• _YOUR ASSIGNMENT_:
Retype the following records exactly and exclude the pictures.

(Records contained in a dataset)
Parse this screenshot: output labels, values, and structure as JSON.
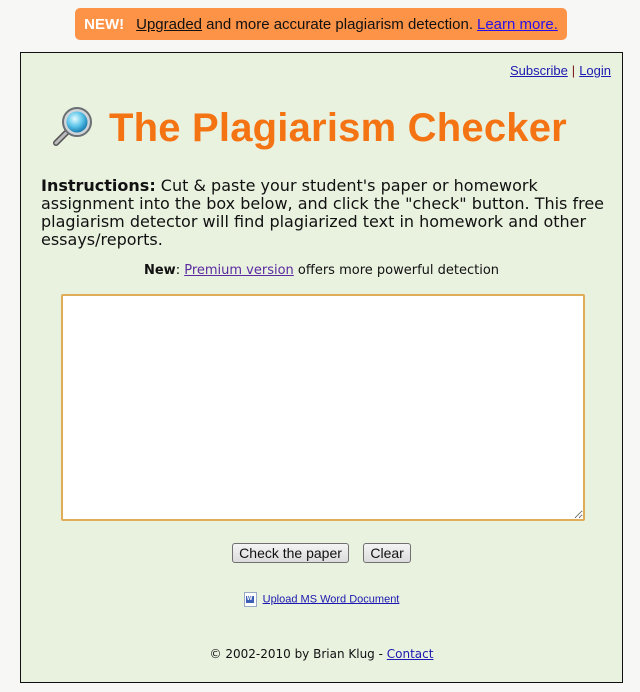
{
  "banner": {
    "badge": "NEW!",
    "upgraded_link": "Upgraded",
    "text": " and more accurate plagiarism detection.",
    "learn_more_link": "Learn more.",
    "color": "#fd9347"
  },
  "top_links": {
    "subscribe": "Subscribe",
    "separator": "|",
    "login": "Login"
  },
  "header": {
    "icon": "magnifier-icon",
    "title": "The Plagiarism Checker",
    "title_color": "#f47313"
  },
  "instructions": {
    "label": "Instructions:",
    "text": " Cut & paste your student's paper or homework assignment into the box below, and click the \"check\" button. This free plagiarism detector will find plagiarized text in homework and other essays/reports."
  },
  "premium": {
    "label": "New",
    "colon": ": ",
    "link": "Premium version",
    "text": " offers more powerful detection"
  },
  "paper_input": {
    "value": "",
    "placeholder": ""
  },
  "buttons": {
    "check": "Check the paper",
    "clear": "Clear"
  },
  "upload": {
    "icon": "word-document-icon",
    "link": "Upload MS Word Document"
  },
  "footer": {
    "copyright": "© 2002-2010 by Brian Klug - ",
    "contact": "Contact"
  }
}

• _EXPECTED ANSWER_:
Parse this screenshot: output labels, values, and structure as JSON.
{
  "banner": {
    "badge": "NEW!",
    "upgraded_link": "Upgraded",
    "text": " and more accurate plagiarism detection.",
    "learn_more_link": "Learn more.",
    "color": "#fd9347"
  },
  "top_links": {
    "subscribe": "Subscribe",
    "separator": "|",
    "login": "Login"
  },
  "header": {
    "icon": "magnifier-icon",
    "title": "The Plagiarism Checker",
    "title_color": "#f47313"
  },
  "instructions": {
    "label": "Instructions:",
    "text": " Cut & paste your student's paper or homework assignment into the box below, and click the \"check\" button. This free plagiarism detector will find plagiarized text in homework and other essays/reports."
  },
  "premium": {
    "label": "New",
    "colon": ": ",
    "link": "Premium version",
    "text": " offers more powerful detection"
  },
  "paper_input": {
    "value": "",
    "placeholder": ""
  },
  "buttons": {
    "check": "Check the paper",
    "clear": "Clear"
  },
  "upload": {
    "icon": "word-document-icon",
    "link": "Upload MS Word Document"
  },
  "footer": {
    "copyright": "© 2002-2010 by Brian Klug - ",
    "contact": "Contact"
  }
}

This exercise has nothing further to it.